Why We Need a Treasury Function in Cryptocurrencies
Tokenised utilities leverage blockchain networks and decentralised applications so as to offer services built using the capabilities of these networks. In order to interact with such services, users must use cryptographic tokens that represent certain rights of access to the network.
by Dr. Shaun Conway, Founder & President, ixo Foundation
It’s essential that tokens mediate the flow of value from the users to the providers of the utility. This flow may further extend to third-parties such as service providers that are necessary to the functioning of, or add value to, the network. It’s important therefore, that there is sufficient liquidity, ensuring that users can acquire tokens to use utilities, and so that providers can exchange the tokens they receive for general-purpose currencies.
Funding a network
Tokenisation is an ideal solution for utilities that deliver value through network effects, as well as for globally distributed digital services that operate transnationally. Bootstrapping such a system is often difficult, and requires significant funding.
ICOs are a controversial mechanism for launching a new tokenised utility — crowdfunding in exchange for digital tokens to provide capital to the project, whilst generating demand and user interest. Such token sales generate liquidity by selling a utility before it has actually been devised.
Creating liquidity beyond the immediate capacity of the utility provider to translate this liquidity into utility changes the purpose of a token offering: if the full number of tokens sold at a point in time can immediately be used to access the utility, then the liquidity is created for the purpose of offering the utility. If, however, more tokens are sold than can be used at the time where they are released, then the liquidity creates a form of debt where the tokens could potentially be considered a debt instrument — a form of security.
The dangers of excessive liquidity
It’s therefore dangerous, when launching a new utility, to create excessive liquidity. The proportion of tokens bought by a crowd that has no intention to use the utility (whether it doesn’t exist, or simply isn’t needed yet) in the immediate future represents pure speculation — raising expectations of financial returns that a utility provider is not in a position to deliver, unless the token has been offered as a securitised investment.
When a token-based utility does launch, it operates at a relatively low level of liquidity. It’s still a long-tail offering until the network becomes more mainstream and establishes a marketplace. Demand for the utility increases when a growing number of users find it useful. Through the network effect driven by this increasing amount of users, the value of the utility can also rise.

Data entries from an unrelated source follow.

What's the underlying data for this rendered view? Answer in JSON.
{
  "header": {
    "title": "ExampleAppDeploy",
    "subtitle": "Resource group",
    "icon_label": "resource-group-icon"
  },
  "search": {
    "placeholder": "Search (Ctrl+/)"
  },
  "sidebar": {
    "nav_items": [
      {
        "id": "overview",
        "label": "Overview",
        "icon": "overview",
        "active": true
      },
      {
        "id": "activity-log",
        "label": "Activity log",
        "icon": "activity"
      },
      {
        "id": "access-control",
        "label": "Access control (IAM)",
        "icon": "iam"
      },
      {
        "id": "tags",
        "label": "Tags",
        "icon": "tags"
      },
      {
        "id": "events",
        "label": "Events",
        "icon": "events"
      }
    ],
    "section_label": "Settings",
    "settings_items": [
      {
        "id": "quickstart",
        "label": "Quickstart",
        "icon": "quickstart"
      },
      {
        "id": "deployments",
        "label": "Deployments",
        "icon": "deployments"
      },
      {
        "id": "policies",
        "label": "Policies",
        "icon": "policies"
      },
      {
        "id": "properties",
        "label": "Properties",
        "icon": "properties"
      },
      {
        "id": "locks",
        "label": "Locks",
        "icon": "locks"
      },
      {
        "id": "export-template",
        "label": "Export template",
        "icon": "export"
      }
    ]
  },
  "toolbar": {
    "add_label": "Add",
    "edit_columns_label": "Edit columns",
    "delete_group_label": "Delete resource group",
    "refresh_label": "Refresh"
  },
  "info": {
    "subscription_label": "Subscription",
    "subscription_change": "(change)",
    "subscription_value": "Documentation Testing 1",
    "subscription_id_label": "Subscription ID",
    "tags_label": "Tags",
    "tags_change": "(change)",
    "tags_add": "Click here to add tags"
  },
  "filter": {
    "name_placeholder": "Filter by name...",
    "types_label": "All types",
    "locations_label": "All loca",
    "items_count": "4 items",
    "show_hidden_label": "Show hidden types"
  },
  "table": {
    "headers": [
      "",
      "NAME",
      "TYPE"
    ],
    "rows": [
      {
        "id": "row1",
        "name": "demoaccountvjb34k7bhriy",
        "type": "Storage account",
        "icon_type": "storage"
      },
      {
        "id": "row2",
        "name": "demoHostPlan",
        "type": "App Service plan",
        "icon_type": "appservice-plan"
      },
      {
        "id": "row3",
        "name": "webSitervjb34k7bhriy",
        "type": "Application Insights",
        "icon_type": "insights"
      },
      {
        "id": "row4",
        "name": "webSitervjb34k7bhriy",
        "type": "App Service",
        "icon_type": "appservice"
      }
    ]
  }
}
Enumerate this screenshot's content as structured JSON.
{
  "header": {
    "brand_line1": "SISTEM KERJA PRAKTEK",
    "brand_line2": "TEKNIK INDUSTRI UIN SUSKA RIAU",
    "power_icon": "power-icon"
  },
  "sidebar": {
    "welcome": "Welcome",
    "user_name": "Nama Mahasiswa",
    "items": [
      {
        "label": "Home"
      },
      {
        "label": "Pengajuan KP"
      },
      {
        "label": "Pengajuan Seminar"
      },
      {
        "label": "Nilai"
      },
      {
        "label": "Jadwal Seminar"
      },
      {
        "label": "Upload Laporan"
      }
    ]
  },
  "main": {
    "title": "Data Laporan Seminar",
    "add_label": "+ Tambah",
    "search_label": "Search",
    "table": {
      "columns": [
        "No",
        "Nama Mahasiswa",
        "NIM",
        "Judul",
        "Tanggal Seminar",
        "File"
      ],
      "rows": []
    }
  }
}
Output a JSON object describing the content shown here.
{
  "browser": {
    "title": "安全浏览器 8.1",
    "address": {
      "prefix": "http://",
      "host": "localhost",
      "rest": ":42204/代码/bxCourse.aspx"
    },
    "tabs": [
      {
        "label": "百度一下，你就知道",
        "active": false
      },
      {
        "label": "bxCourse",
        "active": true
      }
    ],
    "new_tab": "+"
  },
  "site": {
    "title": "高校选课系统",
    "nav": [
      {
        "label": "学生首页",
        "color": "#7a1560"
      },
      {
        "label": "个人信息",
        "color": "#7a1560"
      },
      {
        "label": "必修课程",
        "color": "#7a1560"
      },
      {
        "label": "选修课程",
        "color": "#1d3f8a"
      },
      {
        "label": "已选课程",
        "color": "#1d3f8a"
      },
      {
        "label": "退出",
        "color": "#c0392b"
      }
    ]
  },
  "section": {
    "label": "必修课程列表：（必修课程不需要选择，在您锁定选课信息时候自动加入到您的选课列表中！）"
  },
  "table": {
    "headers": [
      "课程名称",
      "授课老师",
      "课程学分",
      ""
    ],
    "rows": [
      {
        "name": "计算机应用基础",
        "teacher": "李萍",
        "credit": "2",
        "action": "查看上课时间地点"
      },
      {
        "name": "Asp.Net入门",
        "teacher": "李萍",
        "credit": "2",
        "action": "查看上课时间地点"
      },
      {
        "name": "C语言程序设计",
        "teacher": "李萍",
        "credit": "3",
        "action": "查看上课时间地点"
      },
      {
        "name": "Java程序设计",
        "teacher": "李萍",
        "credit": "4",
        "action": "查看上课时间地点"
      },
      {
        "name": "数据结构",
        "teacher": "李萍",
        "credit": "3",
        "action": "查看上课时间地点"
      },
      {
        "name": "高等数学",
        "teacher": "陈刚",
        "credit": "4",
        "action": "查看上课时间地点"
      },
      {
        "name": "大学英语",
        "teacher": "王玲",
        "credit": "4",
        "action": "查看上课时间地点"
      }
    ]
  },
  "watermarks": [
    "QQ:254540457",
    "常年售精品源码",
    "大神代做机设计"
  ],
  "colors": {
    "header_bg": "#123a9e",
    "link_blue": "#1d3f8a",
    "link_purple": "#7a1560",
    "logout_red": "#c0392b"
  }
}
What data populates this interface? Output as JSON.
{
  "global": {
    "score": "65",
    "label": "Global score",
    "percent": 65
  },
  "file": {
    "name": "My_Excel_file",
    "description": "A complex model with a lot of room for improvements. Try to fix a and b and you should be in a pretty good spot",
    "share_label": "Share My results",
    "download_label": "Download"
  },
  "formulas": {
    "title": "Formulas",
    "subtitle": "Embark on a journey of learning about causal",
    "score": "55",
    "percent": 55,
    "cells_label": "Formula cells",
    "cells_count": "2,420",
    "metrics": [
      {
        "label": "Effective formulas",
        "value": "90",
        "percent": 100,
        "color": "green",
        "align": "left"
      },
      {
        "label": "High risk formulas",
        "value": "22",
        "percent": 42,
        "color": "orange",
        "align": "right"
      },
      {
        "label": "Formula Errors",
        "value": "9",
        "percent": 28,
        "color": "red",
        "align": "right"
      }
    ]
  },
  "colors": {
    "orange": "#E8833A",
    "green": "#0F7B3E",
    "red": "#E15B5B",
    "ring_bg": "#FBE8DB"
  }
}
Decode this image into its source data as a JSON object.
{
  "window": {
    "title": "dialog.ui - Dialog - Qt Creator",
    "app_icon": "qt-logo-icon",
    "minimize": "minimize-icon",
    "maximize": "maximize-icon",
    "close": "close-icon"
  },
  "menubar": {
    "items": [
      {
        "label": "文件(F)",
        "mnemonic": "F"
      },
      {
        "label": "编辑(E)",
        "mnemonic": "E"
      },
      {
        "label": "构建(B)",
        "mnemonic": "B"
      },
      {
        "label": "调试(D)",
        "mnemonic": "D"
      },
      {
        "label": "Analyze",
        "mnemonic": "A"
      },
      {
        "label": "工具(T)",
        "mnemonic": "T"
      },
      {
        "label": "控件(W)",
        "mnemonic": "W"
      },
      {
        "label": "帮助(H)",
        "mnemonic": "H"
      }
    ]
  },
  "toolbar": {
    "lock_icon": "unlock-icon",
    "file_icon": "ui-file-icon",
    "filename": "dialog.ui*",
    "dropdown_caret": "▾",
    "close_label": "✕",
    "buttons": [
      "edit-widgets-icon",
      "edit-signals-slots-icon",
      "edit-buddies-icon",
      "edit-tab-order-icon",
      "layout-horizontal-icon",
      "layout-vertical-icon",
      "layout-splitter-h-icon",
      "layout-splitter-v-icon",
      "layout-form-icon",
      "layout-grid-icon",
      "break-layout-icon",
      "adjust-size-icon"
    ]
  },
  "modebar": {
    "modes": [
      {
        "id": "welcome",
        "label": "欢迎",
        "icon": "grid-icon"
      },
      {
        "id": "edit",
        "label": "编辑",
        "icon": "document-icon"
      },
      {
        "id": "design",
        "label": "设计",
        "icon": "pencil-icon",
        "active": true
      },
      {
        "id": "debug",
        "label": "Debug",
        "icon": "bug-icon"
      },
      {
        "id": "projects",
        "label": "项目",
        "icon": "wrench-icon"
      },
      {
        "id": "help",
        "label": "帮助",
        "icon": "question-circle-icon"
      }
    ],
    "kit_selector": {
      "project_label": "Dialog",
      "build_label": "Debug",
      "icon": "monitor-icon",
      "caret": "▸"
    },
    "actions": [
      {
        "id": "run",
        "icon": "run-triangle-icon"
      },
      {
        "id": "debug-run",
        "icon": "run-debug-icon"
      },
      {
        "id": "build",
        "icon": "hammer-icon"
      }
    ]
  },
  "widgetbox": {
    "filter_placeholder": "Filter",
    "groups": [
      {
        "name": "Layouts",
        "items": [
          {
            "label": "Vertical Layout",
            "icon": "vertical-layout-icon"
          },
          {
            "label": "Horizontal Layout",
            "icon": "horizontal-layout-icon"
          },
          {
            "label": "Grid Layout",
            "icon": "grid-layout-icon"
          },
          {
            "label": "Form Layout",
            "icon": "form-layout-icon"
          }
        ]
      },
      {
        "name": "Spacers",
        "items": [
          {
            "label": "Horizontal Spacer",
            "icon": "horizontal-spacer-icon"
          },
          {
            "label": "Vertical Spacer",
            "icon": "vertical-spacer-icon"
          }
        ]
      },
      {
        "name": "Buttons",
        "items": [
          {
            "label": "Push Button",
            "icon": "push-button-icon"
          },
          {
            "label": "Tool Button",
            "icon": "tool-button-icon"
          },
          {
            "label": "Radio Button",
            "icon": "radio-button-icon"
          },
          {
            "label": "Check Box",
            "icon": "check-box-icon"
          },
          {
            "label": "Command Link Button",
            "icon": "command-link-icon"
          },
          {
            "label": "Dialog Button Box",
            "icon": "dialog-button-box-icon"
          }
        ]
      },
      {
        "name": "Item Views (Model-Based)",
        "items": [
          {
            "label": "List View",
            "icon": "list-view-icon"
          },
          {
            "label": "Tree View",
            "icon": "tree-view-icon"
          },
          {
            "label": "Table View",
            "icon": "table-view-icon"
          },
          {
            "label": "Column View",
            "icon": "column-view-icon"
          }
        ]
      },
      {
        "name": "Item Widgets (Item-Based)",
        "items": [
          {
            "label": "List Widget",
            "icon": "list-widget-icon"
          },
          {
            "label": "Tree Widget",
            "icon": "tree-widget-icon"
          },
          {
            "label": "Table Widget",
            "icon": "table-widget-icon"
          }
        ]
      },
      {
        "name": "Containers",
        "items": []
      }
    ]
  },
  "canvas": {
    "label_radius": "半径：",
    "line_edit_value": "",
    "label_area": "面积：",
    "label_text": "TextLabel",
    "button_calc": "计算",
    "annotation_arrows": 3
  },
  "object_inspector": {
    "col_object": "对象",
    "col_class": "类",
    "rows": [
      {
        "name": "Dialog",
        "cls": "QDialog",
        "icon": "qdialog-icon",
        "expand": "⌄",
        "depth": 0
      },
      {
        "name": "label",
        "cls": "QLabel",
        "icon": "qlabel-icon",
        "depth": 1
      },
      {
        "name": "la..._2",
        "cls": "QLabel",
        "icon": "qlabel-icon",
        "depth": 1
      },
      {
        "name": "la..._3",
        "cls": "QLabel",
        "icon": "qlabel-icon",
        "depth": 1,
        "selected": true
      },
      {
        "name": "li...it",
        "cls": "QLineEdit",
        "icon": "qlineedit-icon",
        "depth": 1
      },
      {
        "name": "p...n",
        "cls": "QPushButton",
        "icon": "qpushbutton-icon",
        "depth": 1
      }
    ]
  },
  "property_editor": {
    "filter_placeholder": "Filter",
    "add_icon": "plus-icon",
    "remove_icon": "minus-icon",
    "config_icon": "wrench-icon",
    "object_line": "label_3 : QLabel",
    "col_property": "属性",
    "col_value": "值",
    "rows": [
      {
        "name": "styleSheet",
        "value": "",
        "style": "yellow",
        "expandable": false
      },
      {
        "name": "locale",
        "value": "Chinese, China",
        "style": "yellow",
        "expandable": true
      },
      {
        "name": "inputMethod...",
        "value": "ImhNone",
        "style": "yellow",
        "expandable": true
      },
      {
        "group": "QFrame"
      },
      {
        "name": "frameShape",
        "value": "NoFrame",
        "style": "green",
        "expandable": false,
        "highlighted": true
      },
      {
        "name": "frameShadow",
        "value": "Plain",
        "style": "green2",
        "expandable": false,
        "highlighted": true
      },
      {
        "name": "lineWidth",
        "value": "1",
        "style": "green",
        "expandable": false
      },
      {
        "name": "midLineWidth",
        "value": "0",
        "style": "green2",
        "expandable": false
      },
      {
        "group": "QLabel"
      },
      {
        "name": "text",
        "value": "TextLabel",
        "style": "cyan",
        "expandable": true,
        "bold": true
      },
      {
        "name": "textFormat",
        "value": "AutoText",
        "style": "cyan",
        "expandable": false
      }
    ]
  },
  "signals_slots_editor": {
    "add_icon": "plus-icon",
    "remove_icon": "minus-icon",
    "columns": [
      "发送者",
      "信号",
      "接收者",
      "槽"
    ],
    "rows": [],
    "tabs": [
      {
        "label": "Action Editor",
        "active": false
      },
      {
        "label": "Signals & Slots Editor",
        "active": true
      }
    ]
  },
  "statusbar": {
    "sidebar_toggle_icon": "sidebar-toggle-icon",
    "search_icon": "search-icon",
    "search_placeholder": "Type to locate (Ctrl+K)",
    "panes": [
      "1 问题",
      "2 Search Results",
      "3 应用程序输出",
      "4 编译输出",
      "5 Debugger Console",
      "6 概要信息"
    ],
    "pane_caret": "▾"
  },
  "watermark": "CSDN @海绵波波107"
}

When a new tokenised utility starts off, it operates at a relatively low level of liquidity. This is still a long-tail offering, until the utility becomes more mainstream and establishes a marketplace. Demand for the utility increases when growing numbers of users find it useful. The number of users grows and can also compound the value of the utility, through network effects. Each degree of network growth, compounding with utility, has an exponential power effect on the value of the utility.
A treasury function
Optimising the ratio of a utility token’s price to its supply requires carefully managed liquidity — a treasury function. As of yet, there’s been very little literature published on the use of treasuries in the context of cryptographic utility tokens. However, as the distinction between different classes of utility versus security tokens becomes more palpable, there is no doubt that it will become a more relevant topic of discussion, research and experimentation.
Treasury functionality is relevant to any entity that issues a controlled-supply token.
Whether this control is exercised through a centralised treasury function, or whether we see decentralised treasury mechanisms being effectively deployed, the token issuer must take some responsibility for creating a market around their utility.
The alternative is that the market is manipulated to a degree by external market-makers, such as centralised exchanges or whales (holders of huge amounts of tokens), who will influence the market for their own speculative purposes. This externalises risk and contributes to the destabilising of market practices, such as shorting, or ‘pump and dump’ schemes.
There’s been talk of market-making smart contracts, which are a promising mechanism for establishing a decentralised and autonomous treasury function during the early stages of building liquidity for a utility token. This works by algorithmically determining the prices at which a smart contract sells and buys tokens, without the involvement of counterparties. Think of it as an autonomous token-dispensing machine that sells tokens and offers refunds for unused ones. The sale price is a ceiling, and the refund is a floor limit. Of course, holders are not obligated to use this mechanism, and can freely choose to make their own independent trades within the marketplace.
If a token supply contract is well-designed and effectively prices the token (taking into account the intrinsic value of the utility and market demand), it can provide the perfect levels of liquidity while the utility’s marketplace becomes established.
Beyond this long-tail phase, once the utility gains traction with a growing user base (and high demand for use), liquidity should no longer be an issue. At this point, the free market should determine the token price of the digital utility, much in the same way as is done with energy or communications.
About the Author
Dr Shaun Conway, is the founder and President of the ixo Foundation. He has forged his career in the medical domain, acting not only as a practitioner, but as an advisor to various organisations around the world. Shaun has made it his mission to increase access to better healthcare, a goal which he is currently exploring through the use of blockchain tech.